■ PROVIDED DATA:
*** Block opens ***

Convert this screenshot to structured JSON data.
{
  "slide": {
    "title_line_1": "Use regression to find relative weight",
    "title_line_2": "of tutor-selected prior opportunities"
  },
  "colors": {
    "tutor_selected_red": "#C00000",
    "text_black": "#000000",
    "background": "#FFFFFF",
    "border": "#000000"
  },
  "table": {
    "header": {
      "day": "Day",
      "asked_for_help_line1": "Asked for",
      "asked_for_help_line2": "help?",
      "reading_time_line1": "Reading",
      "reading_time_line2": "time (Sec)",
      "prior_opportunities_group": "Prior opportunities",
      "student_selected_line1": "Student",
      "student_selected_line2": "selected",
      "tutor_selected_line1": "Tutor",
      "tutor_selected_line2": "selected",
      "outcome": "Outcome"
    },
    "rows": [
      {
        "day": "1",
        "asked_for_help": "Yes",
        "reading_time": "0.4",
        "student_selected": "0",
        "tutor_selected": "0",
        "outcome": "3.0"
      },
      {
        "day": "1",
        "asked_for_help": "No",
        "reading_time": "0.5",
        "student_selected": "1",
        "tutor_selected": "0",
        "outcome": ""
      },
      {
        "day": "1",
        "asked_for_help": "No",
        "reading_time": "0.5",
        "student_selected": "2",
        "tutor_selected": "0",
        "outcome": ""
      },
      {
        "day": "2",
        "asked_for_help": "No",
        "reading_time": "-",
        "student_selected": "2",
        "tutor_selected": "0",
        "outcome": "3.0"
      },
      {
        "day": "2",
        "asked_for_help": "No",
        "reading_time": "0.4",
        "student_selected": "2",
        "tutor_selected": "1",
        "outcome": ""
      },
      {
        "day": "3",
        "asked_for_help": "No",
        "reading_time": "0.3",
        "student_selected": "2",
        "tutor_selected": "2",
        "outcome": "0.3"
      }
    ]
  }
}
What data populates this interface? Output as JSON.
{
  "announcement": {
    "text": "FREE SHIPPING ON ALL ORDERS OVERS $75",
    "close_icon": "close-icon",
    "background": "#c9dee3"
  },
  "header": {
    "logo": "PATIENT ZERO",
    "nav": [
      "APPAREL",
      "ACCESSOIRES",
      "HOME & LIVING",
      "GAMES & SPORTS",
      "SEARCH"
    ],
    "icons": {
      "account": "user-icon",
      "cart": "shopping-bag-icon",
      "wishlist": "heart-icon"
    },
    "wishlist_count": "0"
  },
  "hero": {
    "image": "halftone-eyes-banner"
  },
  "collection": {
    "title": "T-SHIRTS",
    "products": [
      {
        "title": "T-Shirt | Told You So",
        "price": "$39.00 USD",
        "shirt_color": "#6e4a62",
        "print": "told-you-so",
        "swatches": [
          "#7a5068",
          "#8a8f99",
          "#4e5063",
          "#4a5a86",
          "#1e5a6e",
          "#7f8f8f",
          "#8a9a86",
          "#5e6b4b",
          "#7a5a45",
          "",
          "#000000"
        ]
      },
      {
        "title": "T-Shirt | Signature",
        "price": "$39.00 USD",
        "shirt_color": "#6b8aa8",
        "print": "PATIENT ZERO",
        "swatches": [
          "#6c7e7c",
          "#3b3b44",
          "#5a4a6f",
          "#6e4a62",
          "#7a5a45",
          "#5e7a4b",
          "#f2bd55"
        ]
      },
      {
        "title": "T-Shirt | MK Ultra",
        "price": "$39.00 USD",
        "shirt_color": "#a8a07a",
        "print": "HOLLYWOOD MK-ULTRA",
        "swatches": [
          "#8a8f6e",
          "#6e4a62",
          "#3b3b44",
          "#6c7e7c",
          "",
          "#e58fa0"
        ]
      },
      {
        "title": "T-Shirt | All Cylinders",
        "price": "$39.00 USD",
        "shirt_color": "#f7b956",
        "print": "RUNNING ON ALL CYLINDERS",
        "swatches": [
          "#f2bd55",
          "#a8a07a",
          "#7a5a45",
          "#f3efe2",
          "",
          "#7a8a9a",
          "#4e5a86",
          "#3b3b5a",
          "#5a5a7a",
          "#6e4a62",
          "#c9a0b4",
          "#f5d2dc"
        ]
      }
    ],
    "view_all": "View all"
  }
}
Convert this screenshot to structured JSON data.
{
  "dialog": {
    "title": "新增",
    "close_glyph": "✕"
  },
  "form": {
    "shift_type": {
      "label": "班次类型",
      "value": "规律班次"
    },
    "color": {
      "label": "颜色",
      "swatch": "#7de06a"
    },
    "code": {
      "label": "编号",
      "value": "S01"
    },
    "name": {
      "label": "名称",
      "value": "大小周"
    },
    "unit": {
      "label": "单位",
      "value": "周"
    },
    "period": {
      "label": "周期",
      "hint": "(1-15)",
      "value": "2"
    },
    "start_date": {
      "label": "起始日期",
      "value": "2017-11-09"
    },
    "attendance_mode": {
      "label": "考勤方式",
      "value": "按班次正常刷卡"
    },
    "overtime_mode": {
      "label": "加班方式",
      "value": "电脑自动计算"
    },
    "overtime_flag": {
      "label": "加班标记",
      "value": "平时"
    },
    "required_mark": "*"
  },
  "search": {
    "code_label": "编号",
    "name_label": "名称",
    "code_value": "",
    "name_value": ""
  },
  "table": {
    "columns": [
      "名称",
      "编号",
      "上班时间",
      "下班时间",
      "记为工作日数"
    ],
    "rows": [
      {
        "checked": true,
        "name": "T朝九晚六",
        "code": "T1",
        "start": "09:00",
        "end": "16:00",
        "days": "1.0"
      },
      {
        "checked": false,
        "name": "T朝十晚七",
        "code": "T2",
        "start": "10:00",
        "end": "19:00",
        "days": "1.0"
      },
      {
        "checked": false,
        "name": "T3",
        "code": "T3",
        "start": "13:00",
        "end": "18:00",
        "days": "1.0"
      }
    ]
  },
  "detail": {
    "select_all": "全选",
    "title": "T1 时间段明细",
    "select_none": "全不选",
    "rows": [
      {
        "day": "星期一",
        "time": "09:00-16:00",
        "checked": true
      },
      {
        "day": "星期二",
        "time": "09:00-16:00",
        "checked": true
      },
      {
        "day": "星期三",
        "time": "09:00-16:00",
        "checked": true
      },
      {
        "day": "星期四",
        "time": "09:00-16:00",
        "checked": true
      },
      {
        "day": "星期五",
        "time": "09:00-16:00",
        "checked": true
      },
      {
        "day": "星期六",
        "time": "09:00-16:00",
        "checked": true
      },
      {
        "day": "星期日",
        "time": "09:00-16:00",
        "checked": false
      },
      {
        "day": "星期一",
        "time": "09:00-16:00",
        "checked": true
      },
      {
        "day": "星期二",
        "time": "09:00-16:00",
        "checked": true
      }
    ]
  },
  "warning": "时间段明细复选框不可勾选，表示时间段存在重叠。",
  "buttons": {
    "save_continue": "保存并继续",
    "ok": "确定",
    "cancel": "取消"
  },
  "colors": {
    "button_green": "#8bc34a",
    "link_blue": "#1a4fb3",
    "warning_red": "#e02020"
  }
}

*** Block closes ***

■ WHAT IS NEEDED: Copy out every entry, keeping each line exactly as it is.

■ EXERCISE RESULT:
Convert this screenshot to structured JSON data.
{
  "slide": {
    "title_line_1": "Use regression to find relative weight",
    "title_line_2": "of tutor-selected prior opportunities"
  },
  "colors": {
    "tutor_selected_red": "#C00000",
    "text_black": "#000000",
    "background": "#FFFFFF",
    "border": "#000000"
  },
  "table": {
    "header": {
      "day": "Day",
      "asked_for_help_line1": "Asked for",
      "asked_for_help_line2": "help?",
      "reading_time_line1": "Reading",
      "reading_time_line2": "time (Sec)",
      "prior_opportunities_group": "Prior opportunities",
      "student_selected_line1": "Student",
      "student_selected_line2": "selected",
      "tutor_selected_line1": "Tutor",
      "tutor_selected_line2": "selected",
      "outcome": "Outcome"
    },
    "rows": [
      {
        "day": "1",
        "asked_for_help": "Yes",
        "reading_time": "0.4",
        "student_selected": "0",
        "tutor_selected": "0",
        "outcome": "3.0"
      },
      {
        "day": "1",
        "asked_for_help": "No",
        "reading_time": "0.5",
        "student_selected": "1",
        "tutor_selected": "0",
        "outcome": ""
      },
      {
        "day": "1",
        "asked_for_help": "No",
        "reading_time": "0.5",
        "student_selected": "2",
        "tutor_selected": "0",
        "outcome": ""
      },
      {
        "day": "2",
        "asked_for_help": "No",
        "reading_time": "-",
        "student_selected": "2",
        "tutor_selected": "0",
        "outcome": "3.0"
      },
      {
        "day": "2",
        "asked_for_help": "No",
        "reading_time": "0.4",
        "student_selected": "2",
        "tutor_selected": "1",
        "outcome": ""
      },
      {
        "day": "3",
        "asked_for_help": "No",
        "reading_time": "0.3",
        "student_selected": "2",
        "tutor_selected": "2",
        "outcome": "0.3"
      }
    ]
  }
}
What data populates this interface? Output as JSON.
{
  "announcement": {
    "text": "FREE SHIPPING ON ALL ORDERS OVERS $75",
    "close_icon": "close-icon",
    "background": "#c9dee3"
  },
  "header": {
    "logo": "PATIENT ZERO",
    "nav": [
      "APPAREL",
      "ACCESSOIRES",
      "HOME & LIVING",
      "GAMES & SPORTS",
      "SEARCH"
    ],
    "icons": {
      "account": "user-icon",
      "cart": "shopping-bag-icon",
      "wishlist": "heart-icon"
    },
    "wishlist_count": "0"
  },
  "hero": {
    "image": "halftone-eyes-banner"
  },
  "collection": {
    "title": "T-SHIRTS",
    "products": [
      {
        "title": "T-Shirt | Told You So",
        "price": "$39.00 USD",
        "shirt_color": "#6e4a62",
        "print": "told-you-so",
        "swatches": [
          "#7a5068",
          "#8a8f99",
          "#4e5063",
          "#4a5a86",
          "#1e5a6e",
          "#7f8f8f",
          "#8a9a86",
          "#5e6b4b",
          "#7a5a45",
          "",
          "#000000"
        ]
      },
      {
        "title": "T-Shirt | Signature",
        "price": "$39.00 USD",
        "shirt_color": "#6b8aa8",
        "print": "PATIENT ZERO",
        "swatches": [
          "#6c7e7c",
          "#3b3b44",
          "#5a4a6f",
          "#6e4a62",
          "#7a5a45",
          "#5e7a4b",
          "#f2bd55"
        ]
      },
      {
        "title": "T-Shirt | MK Ultra",
        "price": "$39.00 USD",
        "shirt_color": "#a8a07a",
        "print": "HOLLYWOOD MK-ULTRA",
        "swatches": [
          "#8a8f6e",
          "#6e4a62",
          "#3b3b44",
          "#6c7e7c",
          "",
          "#e58fa0"
        ]
      },
      {
        "title": "T-Shirt | All Cylinders",
        "price": "$39.00 USD",
        "shirt_color": "#f7b956",
        "print": "RUNNING ON ALL CYLINDERS",
        "swatches": [
          "#f2bd55",
          "#a8a07a",
          "#7a5a45",
          "#f3efe2",
          "",
          "#7a8a9a",
          "#4e5a86",
          "#3b3b5a",
          "#5a5a7a",
          "#6e4a62",
          "#c9a0b4",
          "#f5d2dc"
        ]
      }
    ],
    "view_all": "View all"
  }
}
Convert this screenshot to structured JSON data.
{
  "dialog": {
    "title": "新增",
    "close_glyph": "✕"
  },
  "form": {
    "shift_type": {
      "label": "班次类型",
      "value": "规律班次"
    },
    "color": {
      "label": "颜色",
      "swatch": "#7de06a"
    },
    "code": {
      "label": "编号",
      "value": "S01"
    },
    "name": {
      "label": "名称",
      "value": "大小周"
    },
    "unit": {
      "label": "单位",
      "value": "周"
    },
    "period": {
      "label": "周期",
      "hint": "(1-15)",
      "value": "2"
    },
    "start_date": {
      "label": "起始日期",
      "value": "2017-11-09"
    },
    "attendance_mode": {
      "label": "考勤方式",
      "value": "按班次正常刷卡"
    },
    "overtime_mode": {
      "label": "加班方式",
      "value": "电脑自动计算"
    },
    "overtime_flag": {
      "label": "加班标记",
      "value": "平时"
    },
    "required_mark": "*"
  },
  "search": {
    "code_label": "编号",
    "name_label": "名称",
    "code_value": "",
    "name_value": ""
  },
  "table": {
    "columns": [
      "名称",
      "编号",
      "上班时间",
      "下班时间",
      "记为工作日数"
    ],
    "rows": [
      {
        "checked": true,
        "name": "T朝九晚六",
        "code": "T1",
        "start": "09:00",
        "end": "16:00",
        "days": "1.0"
      },
      {
        "checked": false,
        "name": "T朝十晚七",
        "code": "T2",
        "start": "10:00",
        "end": "19:00",
        "days": "1.0"
      },
      {
        "checked": false,
        "name": "T3",
        "code": "T3",
        "start": "13:00",
        "end": "18:00",
        "days": "1.0"
      }
    ]
  },
  "detail": {
    "select_all": "全选",
    "title": "T1 时间段明细",
    "select_none": "全不选",
    "rows": [
      {
        "day": "星期一",
        "time": "09:00-16:00",
        "checked": true
      },
      {
        "day": "星期二",
        "time": "09:00-16:00",
        "checked": true
      },
      {
        "day": "星期三",
        "time": "09:00-16:00",
        "checked": true
      },
      {
        "day": "星期四",
        "time": "09:00-16:00",
        "checked": true
      },
      {
        "day": "星期五",
        "time": "09:00-16:00",
        "checked": true
      },
      {
        "day": "星期六",
        "time": "09:00-16:00",
        "checked": true
      },
      {
        "day": "星期日",
        "time": "09:00-16:00",
        "checked": false
      },
      {
        "day": "星期一",
        "time": "09:00-16:00",
        "checked": true
      },
      {
        "day": "星期二",
        "time": "09:00-16:00",
        "checked": true
      }
    ]
  },
  "warning": "时间段明细复选框不可勾选，表示时间段存在重叠。",
  "buttons": {
    "save_continue": "保存并继续",
    "ok": "确定",
    "cancel": "取消"
  },
  "colors": {
    "button_green": "#8bc34a",
    "link_blue": "#1a4fb3",
    "warning_red": "#e02020"
  }
}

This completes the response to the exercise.